**About this task:**
Search the data for the word "Contact". Reproduce every line where it is found.

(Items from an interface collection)
________________________________________

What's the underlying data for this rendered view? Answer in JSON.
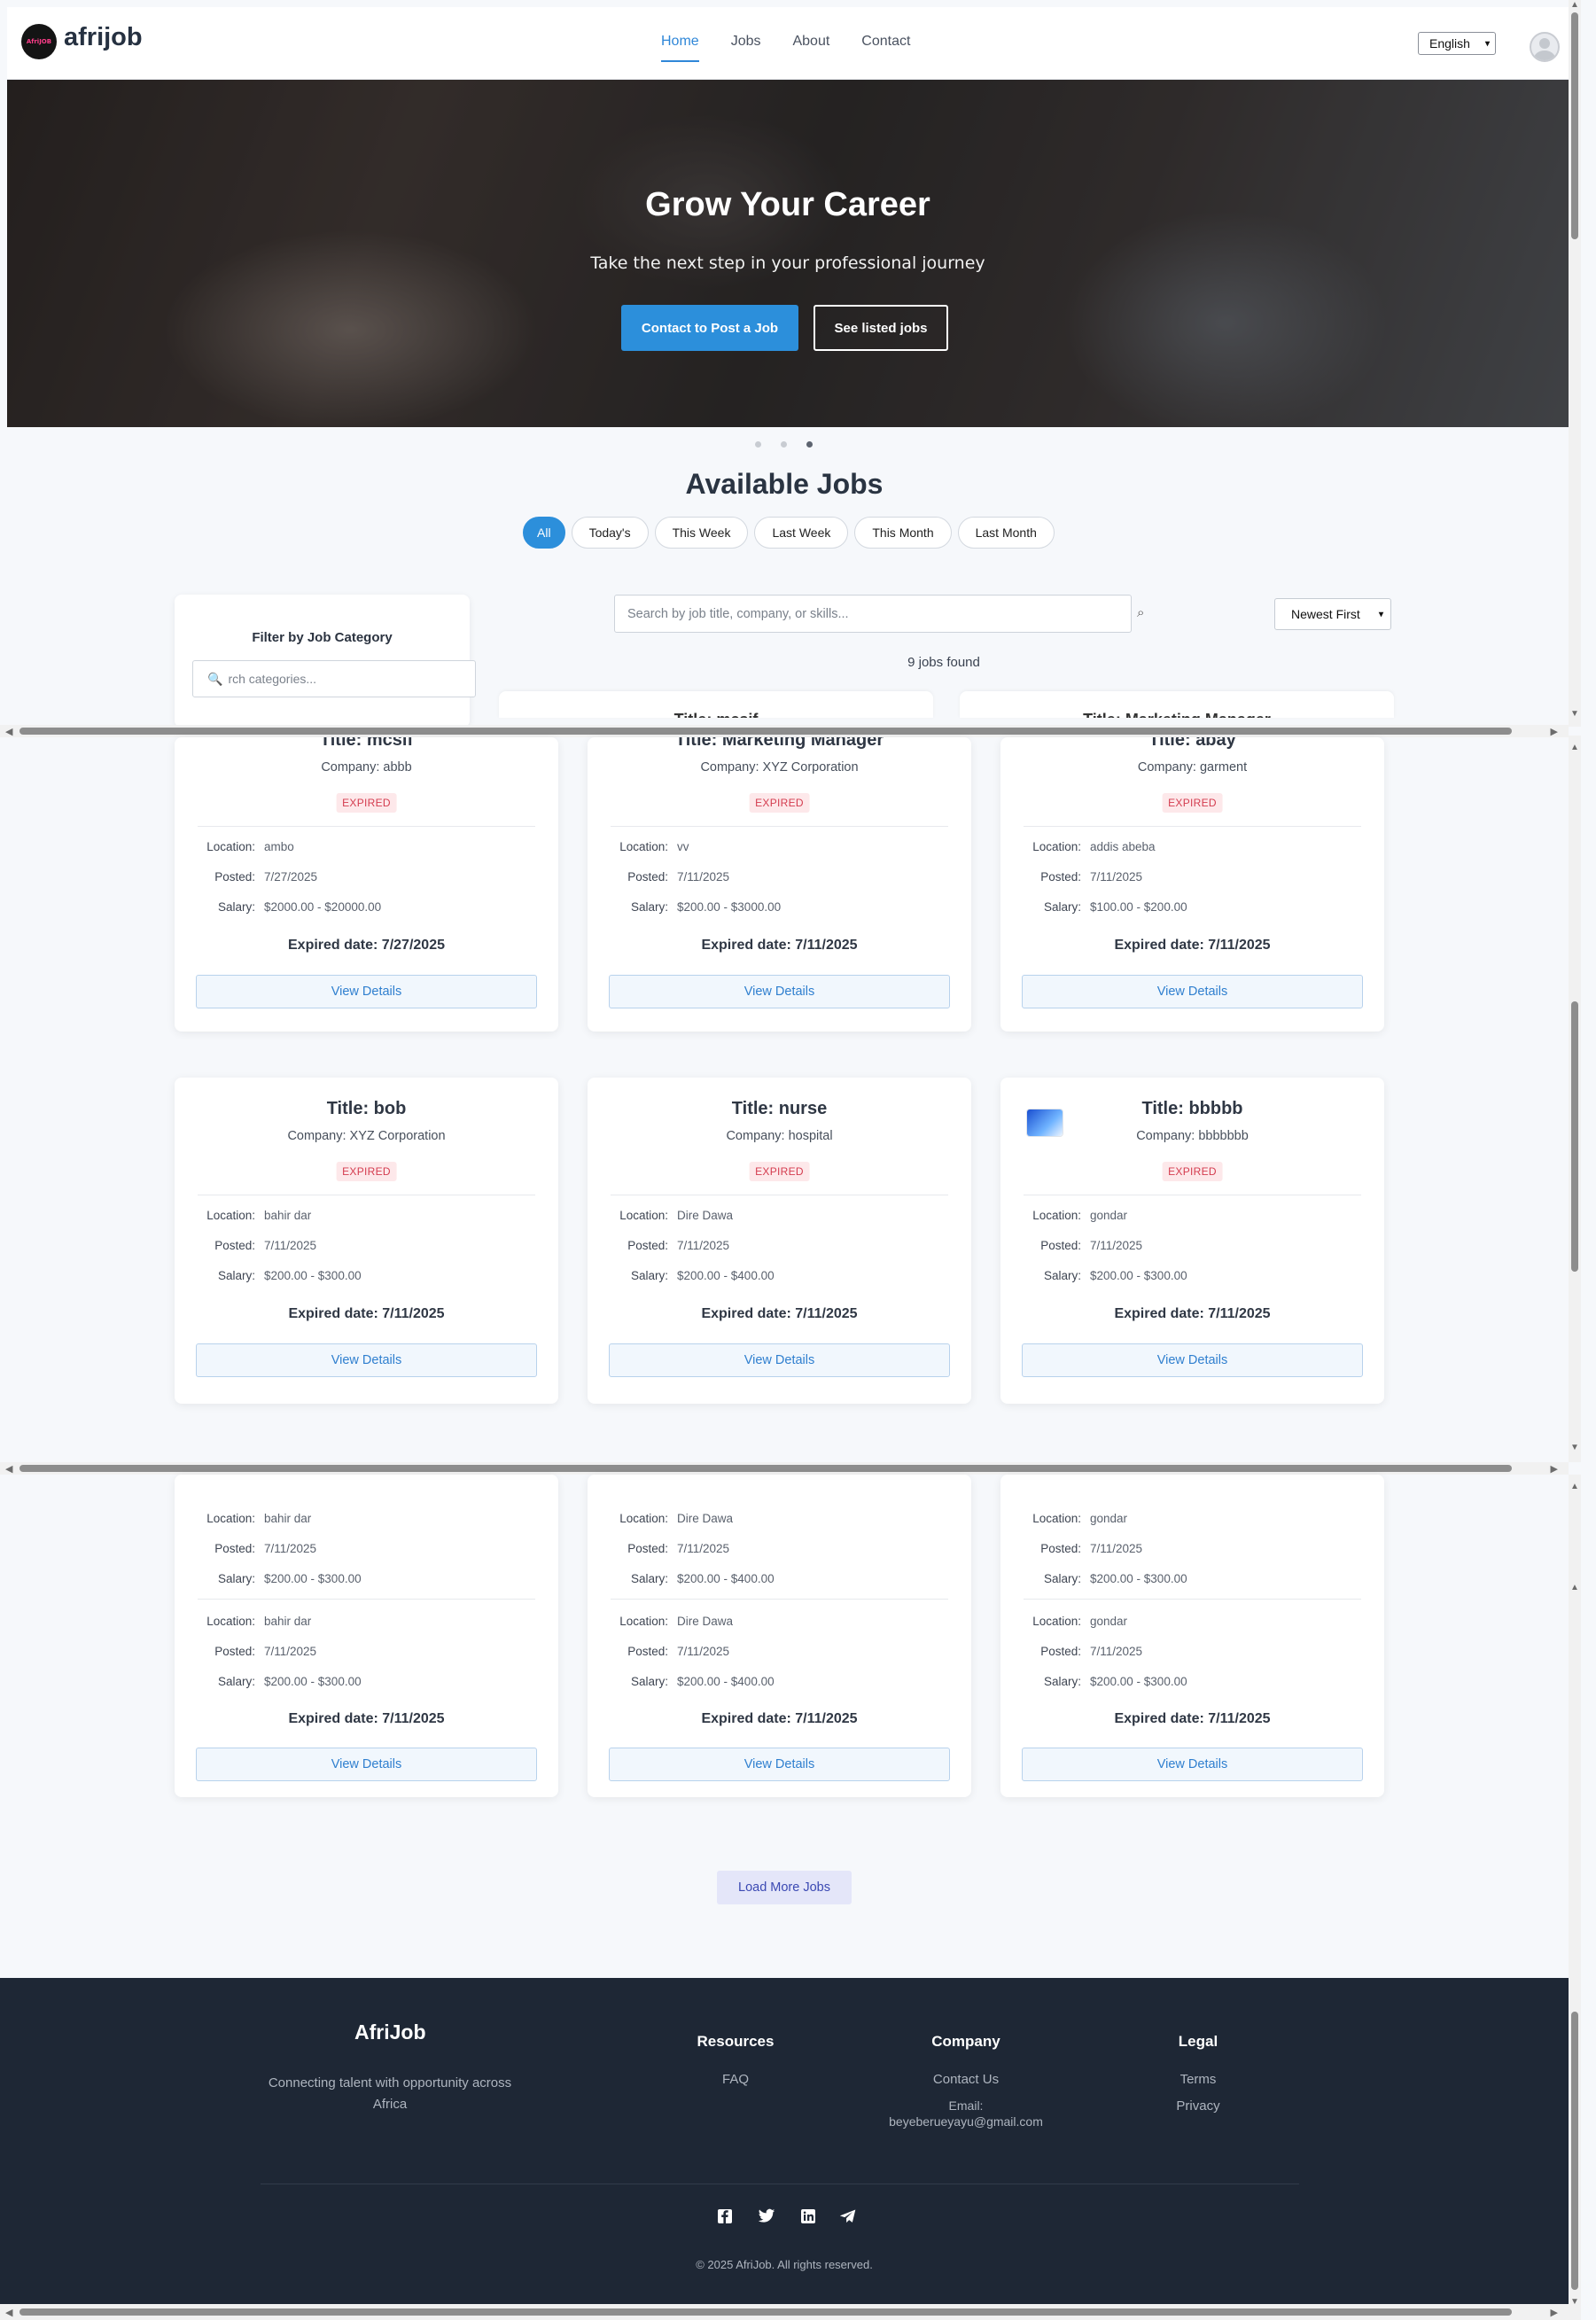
{
  "header": {
    "logo_text": "AfriJOB",
    "brand": "afrijob",
    "nav": [
      "Home",
      "Jobs",
      "About",
      "Contact"
    ],
    "language": "English"
  },
  "hero": {
    "title": "Grow Your Career",
    "subtitle": "Take the next step in your professional journey",
    "primary_button": "Contact to Post a Job",
    "secondary_button": "See listed jobs",
    "slide_count": 3,
    "active_slide": 3
  },
  "jobs": {
    "heading": "Available Jobs",
    "filters": [
      "All",
      "Today's",
      "This Week",
      "Last Week",
      "This Month",
      "Last Month"
    ],
    "active_filter": "All",
    "search_placeholder": "Search by job title, company, or skills...",
    "sort": "Newest First",
    "count_text": "9 jobs found",
    "peek_titles": [
      "Title: mcsif",
      "Title: Marketing Manager"
    ],
    "load_more": "Load More Jobs"
  },
  "filter_panel": {
    "title": "Filter by Job Category",
    "search_value": "rch categories..."
  },
  "labels": {
    "location": "Location:",
    "posted": "Posted:",
    "salary": "Salary:",
    "view_details": "View Details"
  },
  "cards_row1": [
    {
      "title": "Title: mcsif",
      "company": "Company: abbb",
      "badge": "EXPIRED",
      "location": "ambo",
      "posted": "7/27/2025",
      "salary": "$2000.00 - $20000.00",
      "expired": "Expired date: 7/27/2025"
    },
    {
      "title": "Title: Marketing Manager",
      "company": "Company: XYZ Corporation",
      "badge": "EXPIRED",
      "location": "vv",
      "posted": "7/11/2025",
      "salary": "$200.00 - $3000.00",
      "expired": "Expired date: 7/11/2025"
    },
    {
      "title": "Title: abay",
      "company": "Company: garment",
      "badge": "EXPIRED",
      "location": "addis abeba",
      "posted": "7/11/2025",
      "salary": "$100.00 - $200.00",
      "expired": "Expired date: 7/11/2025"
    }
  ],
  "cards_row2": [
    {
      "title": "Title: bob",
      "company": "Company: XYZ Corporation",
      "badge": "EXPIRED",
      "location": "bahir dar",
      "posted": "7/11/2025",
      "salary": "$200.00 - $300.00",
      "expired": "Expired date: 7/11/2025"
    },
    {
      "title": "Title: nurse",
      "company": "Company: hospital",
      "badge": "EXPIRED",
      "location": "Dire Dawa",
      "posted": "7/11/2025",
      "salary": "$200.00 - $400.00",
      "expired": "Expired date: 7/11/2025"
    },
    {
      "title": "Title: bbbbb",
      "company": "Company: bbbbbbb",
      "badge": "EXPIRED",
      "location": "gondar",
      "posted": "7/11/2025",
      "salary": "$200.00 - $300.00",
      "expired": "Expired date: 7/11/2025"
    }
  ],
  "cards_row3": [
    {
      "location": "bahir dar",
      "posted": "7/11/2025",
      "salary": "$200.00 - $300.00",
      "location2": "bahir dar",
      "posted2": "7/11/2025",
      "salary2": "$200.00 - $300.00",
      "expired": "Expired date: 7/11/2025"
    },
    {
      "location": "Dire Dawa",
      "posted": "7/11/2025",
      "salary": "$200.00 - $400.00",
      "location2": "Dire Dawa",
      "posted2": "7/11/2025",
      "salary2": "$200.00 - $400.00",
      "expired": "Expired date: 7/11/2025"
    },
    {
      "location": "gondar",
      "posted": "7/11/2025",
      "salary": "$200.00 - $300.00",
      "location2": "gondar",
      "posted2": "7/11/2025",
      "salary2": "$200.00 - $300.00",
      "expired": "Expired date: 7/11/2025"
    }
  ],
  "footer": {
    "brand": "AfriJob",
    "tagline": "Connecting talent with opportunity across Africa",
    "resources_heading": "Resources",
    "resources": [
      "FAQ"
    ],
    "company_heading": "Company",
    "company_links": [
      "Contact Us"
    ],
    "email_label": "Email:",
    "email": "beyeberueyayu@gmail.com",
    "legal_heading": "Legal",
    "legal": [
      "Terms",
      "Privacy"
    ],
    "social": [
      "facebook-icon",
      "twitter-icon",
      "linkedin-icon",
      "telegram-icon"
    ],
    "copyright": "© 2025 AfriJob. All rights reserved."
  }
}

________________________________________

**Reply:**
      "Contact"
    "primary_button": "Contact to Post a Job",
      "Contact Us"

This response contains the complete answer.